The International Agency for Research on Cancer (IARC) is the specialized cancer agency of the World Health Organization.
The objective of IARC is to promote international collaboration in cancer research. The Agency is interdisciplinary, bringing together skills in epidemiology, laboratory sciences, and biostatistics to identify the causes of cancer so that preventive measures may be adopted and the burden of disease and associated suffering reduced. A significant feature of the Agency is its expertise in coordinating research across countries and organizations; its independent role as an international organization facilitates this activity. IARC has a particular interest in conducting research in low- and middle-income countries through partnerships and collaborations with researchers in these regions.
Causes and prevention of cancer
Emphasis is placed on elucidating the role of environmental and lifestyle risk factors and studying their interplay with genetic background in population-based studies and appropriate experimental models. This emphasis reflects the understanding that most cancers are, directly or indirectly, linked to environmental factors and therefore are preventable. The IARC Monographs programme is a core element of the Agency’s portfolio of activities, with international expert working groups evaluating the evidence of the carcinogenicity of specific exposures. The Agency is also committed to studying approaches for the early detection of cancer and in evaluating prevention strategies.
A global reference for cancer information
IARC has an important role in describing the burden of cancer worldwide, through cooperation with and assistance to cancer registries and in monitoring geographical variations and trends over time. Key publications include the Cancer Incidence in Five Continents series and GLOBOCAN.

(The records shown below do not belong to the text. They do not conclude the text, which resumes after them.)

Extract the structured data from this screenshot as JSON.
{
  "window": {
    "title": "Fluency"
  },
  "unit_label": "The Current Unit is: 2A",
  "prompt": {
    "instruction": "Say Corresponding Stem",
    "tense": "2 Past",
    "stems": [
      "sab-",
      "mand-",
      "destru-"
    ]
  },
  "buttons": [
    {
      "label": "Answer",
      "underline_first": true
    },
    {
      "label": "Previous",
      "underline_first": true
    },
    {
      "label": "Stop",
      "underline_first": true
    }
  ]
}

The classification of human tumours as reported in the WHO Classification of Tumours series (also known as the “WHO Blue Books”) is an additional resource of value to cancer researchers and clinicians worldwide. In all cases the Agency strives to make its findings available to the widest possible audience.
Global cancer biobank
One of the products of IARC’s coordinating role is an increasingly important biobank, which currently has about 6 million biological samples from about 600 000 individuals. This resource enables the application of innovative laboratory-based methodologies to study the causes, early detection, and prevention of cancer through collaborative studies with many international partners.
A core part of the Agency’s mission is capacity-building of cancer researchers worldwide. This is achieved through fellowships, courses, and publications. Priority is given to training researchers from low- and middle-income countries in the areas of cancer epidemiology, cancer registration, and implementing cancer prevention and early detection.
Producing evidence-based science for global cancer control policies
The close working relationship between IARC and its parent organization, WHO, enables the Agency’s research findings to be translated effectively into timely policies for cancer control. This is evident, for example, in cooperation in terms of reduction in tobacco use, implementation of vaccination against viruses associated with cancer causation, or in assessing the effectiveness of intervention strategies. IARC is not involved directly in implementation of control measures, nor does it conduct research on treatment or care of patients with cancer.